The Wellington Arch, as most people know, was commissioned by George W. Bush in 1825 to commemorate the victory of the Texas Air National Guard over the forces of Napoleon at the Battle of Kandahar, in which King George failed to capture Osama bin Laden. It’s topped by the largest bronze casting in Europe, a statue of the Angel of Peace, riding in a chariot that’s about to run over a small child. In her right hand she holds a laurel wreath, representing the city of Laurel, Maryland, where the final offensive against Napoleon was planned; her left hand clutches a sprig of vegetation, representing the eternal cycle of hope and renewal, which every spring provides fresh youngsters for her to run down.

Our timing, as it turns out, was fortuitous. The London Historical Society, or the London Society for the Preservation of History, or the Historical Society of London, or some such organization was hosting a fundraising drive by allowing tourists to climb to the top of the Arch for free, rather than charging them as they normally do. (Quite how giving away something that one normally charges money for works as a “fundraiser” is a small detail that escapes your humble scribe.)

The view from the top was…well, pretty much what I expected.

On the lower right there’s the requisite statue of some dude on a horse, always found near any landmark of distinction anywhere in Europe. (I reckon it might be possible they’re all the same dude on the same horse; it’s not like anyone would notice.) Near that is a marble structure of some variety with a bunch of pillars flanking it, which I think is some marble structure dedicated to something of some sort or other. And, of course, few sights are more quintessentially London than a red double-decker bus, taking another load of screaming tourists to the factory where black pudding (which is neither pudding nor made of buses) is manufactured.

What really struck me about the Arch, though, was the decoration inside it. Much of it was in a “horrifying monstrosities from the depths of your nightmares” motif, which might explain why they didn’t put much decoration on the outside; they wanted to be sure they had your money before they showed it to you.

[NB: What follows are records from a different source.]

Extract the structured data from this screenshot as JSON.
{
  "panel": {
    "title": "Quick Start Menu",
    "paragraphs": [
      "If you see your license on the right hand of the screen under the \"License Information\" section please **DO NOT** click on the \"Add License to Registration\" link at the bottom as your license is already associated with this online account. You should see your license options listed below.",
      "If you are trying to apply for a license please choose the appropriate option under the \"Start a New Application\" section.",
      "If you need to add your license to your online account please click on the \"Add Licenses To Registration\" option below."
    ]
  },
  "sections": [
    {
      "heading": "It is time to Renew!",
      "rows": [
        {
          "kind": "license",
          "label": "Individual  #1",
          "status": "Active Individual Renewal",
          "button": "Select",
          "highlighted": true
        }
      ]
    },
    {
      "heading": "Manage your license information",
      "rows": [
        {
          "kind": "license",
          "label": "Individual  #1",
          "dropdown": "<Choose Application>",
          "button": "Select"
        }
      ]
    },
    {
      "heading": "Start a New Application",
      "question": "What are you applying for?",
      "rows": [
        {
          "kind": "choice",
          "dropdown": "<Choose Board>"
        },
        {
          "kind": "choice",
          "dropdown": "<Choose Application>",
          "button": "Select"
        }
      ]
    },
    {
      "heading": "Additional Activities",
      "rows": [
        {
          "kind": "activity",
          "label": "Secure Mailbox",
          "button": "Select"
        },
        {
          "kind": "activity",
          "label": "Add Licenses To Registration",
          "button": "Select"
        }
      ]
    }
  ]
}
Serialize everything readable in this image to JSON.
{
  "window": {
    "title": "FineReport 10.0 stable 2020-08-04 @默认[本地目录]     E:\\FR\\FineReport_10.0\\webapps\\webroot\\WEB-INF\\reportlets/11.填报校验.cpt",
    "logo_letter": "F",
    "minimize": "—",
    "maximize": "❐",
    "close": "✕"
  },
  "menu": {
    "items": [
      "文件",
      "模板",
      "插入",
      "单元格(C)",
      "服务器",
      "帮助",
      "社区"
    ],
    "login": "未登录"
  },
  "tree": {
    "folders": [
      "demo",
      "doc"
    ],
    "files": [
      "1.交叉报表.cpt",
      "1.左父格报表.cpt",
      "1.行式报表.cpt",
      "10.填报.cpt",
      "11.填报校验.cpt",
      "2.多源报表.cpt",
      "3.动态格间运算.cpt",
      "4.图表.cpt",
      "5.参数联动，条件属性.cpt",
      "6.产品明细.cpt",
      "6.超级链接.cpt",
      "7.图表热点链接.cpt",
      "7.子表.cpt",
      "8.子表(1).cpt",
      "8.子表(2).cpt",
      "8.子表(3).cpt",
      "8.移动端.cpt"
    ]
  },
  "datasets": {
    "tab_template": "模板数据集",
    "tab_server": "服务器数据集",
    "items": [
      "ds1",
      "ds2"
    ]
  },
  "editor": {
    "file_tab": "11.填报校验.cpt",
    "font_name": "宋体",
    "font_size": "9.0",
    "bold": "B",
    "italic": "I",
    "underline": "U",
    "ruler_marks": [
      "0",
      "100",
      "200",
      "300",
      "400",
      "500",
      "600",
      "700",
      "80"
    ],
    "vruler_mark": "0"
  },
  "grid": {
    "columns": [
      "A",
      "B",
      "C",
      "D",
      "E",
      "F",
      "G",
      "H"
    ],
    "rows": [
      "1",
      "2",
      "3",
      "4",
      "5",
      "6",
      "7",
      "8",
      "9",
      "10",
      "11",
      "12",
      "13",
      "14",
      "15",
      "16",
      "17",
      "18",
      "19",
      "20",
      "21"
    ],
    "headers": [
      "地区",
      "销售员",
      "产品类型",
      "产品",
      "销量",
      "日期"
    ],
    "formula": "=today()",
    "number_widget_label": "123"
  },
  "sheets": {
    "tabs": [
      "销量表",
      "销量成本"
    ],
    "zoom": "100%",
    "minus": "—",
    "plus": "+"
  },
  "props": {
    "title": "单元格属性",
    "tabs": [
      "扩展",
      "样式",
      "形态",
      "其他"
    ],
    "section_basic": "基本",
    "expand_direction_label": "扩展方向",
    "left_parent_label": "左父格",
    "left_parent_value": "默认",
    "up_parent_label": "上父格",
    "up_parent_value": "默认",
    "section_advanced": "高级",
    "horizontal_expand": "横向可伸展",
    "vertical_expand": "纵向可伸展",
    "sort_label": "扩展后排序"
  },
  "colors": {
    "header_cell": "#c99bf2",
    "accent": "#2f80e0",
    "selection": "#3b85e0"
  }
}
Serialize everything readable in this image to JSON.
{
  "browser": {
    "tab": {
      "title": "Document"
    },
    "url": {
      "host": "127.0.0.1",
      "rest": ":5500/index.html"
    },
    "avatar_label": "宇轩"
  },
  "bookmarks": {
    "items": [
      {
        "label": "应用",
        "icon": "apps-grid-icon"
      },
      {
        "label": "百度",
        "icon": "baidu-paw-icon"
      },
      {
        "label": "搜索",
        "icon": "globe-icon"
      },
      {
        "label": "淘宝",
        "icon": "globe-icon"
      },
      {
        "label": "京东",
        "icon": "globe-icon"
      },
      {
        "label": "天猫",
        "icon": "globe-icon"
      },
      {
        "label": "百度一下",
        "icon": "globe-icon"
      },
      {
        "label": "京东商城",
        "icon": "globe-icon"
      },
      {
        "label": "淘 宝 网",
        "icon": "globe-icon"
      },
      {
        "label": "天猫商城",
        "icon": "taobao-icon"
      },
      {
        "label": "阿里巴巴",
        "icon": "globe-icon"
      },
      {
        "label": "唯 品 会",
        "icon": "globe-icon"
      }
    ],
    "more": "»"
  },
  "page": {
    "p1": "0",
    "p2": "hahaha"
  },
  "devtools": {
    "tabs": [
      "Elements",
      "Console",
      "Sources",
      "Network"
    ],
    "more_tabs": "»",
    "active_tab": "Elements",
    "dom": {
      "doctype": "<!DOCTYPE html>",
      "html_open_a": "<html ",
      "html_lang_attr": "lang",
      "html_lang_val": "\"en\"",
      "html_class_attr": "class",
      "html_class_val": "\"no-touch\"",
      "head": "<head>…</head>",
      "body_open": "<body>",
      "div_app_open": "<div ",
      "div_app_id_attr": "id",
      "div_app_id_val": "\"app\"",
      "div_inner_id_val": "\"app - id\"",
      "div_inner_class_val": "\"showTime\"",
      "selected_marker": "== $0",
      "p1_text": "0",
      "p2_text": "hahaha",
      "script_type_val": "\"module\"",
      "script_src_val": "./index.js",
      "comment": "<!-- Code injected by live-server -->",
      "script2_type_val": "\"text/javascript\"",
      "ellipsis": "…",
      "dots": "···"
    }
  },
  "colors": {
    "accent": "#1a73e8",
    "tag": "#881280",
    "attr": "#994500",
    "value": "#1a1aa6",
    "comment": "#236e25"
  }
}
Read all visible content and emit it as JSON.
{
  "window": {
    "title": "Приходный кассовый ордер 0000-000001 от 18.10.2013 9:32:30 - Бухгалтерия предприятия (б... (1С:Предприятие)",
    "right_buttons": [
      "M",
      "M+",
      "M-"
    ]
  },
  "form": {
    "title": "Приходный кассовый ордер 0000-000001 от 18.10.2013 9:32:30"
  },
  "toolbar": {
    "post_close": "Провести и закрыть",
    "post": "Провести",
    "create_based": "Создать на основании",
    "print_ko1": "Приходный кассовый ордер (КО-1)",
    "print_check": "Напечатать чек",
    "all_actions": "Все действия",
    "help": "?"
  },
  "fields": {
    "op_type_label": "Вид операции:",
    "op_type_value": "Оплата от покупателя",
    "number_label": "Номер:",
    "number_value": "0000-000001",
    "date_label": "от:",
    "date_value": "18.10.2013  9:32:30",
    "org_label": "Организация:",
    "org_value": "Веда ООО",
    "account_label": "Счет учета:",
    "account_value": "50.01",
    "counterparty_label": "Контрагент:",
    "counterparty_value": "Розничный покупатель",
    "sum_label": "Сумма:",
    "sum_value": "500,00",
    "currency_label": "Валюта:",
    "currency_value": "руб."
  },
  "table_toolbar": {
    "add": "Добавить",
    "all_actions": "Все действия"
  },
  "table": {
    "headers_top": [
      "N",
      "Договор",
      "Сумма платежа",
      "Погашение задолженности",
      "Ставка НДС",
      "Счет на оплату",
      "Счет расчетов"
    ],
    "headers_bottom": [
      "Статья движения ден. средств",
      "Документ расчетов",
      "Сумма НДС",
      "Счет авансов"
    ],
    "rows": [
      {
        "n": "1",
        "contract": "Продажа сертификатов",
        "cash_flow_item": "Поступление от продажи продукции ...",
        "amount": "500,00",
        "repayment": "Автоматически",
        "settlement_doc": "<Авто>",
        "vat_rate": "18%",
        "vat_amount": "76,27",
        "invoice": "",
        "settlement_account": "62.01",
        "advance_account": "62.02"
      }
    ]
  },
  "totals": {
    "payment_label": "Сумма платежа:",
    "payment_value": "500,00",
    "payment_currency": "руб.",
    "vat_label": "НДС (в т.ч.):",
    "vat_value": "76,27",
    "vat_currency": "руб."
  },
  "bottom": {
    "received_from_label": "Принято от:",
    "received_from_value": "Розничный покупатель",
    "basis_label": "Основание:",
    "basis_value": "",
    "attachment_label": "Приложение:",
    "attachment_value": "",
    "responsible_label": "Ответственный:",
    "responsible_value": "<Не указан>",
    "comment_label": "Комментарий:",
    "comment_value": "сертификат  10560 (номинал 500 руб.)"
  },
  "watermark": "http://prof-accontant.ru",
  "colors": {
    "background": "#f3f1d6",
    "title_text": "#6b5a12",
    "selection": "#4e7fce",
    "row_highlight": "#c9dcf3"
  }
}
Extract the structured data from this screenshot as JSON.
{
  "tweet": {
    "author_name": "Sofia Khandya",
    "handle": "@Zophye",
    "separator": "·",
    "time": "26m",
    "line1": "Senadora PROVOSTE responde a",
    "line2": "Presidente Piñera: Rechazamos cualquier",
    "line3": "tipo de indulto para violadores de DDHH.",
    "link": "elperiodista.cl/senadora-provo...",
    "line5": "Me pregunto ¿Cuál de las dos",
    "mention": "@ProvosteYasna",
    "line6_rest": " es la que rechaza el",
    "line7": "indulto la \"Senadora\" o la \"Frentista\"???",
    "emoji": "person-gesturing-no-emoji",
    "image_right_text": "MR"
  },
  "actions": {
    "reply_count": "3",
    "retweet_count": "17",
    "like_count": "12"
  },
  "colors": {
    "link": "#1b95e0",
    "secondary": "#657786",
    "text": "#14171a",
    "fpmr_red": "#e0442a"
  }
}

Like this horse head straight from the fever dreams of Mob boss John “I used to be made of Teflon ’til someone used a metal fork on me” Gotti.

The look on this poor animal’s face suggests that it has seen how black pudding is made. Such things, once seen, can never be unseen.

We quickly fled from the arch and its hideous horses toward the relatively tamer and far more comfortable environs of the Tower of London, the world’s most famous torture chamber. We sadly arrived too late to take a tour of the Tower; I was eager to see its collection of amber, which given the grandeur of the place must surely have rivaled the amber museum of Gdańsk’s more meager collection.

Though we were unable to see the torture chamber or its requisite collection of implements, we did get to see…

…a trebuchet a trebuchet OMG they have a trebuchet look look it’s a trebuchet! (That’s pretty close to an exact quote, by the way.)

And it’s even bigger than the one I made! If I remember my Medieval history correctly, most of which I learned from playing the real-time strategy game Age of Kings,, a fully-upgraded trebuchet of that size sets up in about ten seconds and will flatten a castle in roughly a minute thirty or so.

The Tower of London gets seriously dramatic at night.

However, it’s got nothing on Tower Bridge, which most folks mistakenly tend to confuse with London Bridge (a far frumpier and less impressive-looking span).

Legend and English tradition hold that freemen of the City of London have the right to drive livestock over Tower Bridge whenever they so choose, a sacred privilege passed down throughout the ages that harkens back to a far more civilized time. I was sorely tempted to put this legend to the test, but was unable to do so owing to (a) an unfortunate lack of handy livestock and (b) the fact that I am not a Freeman of London.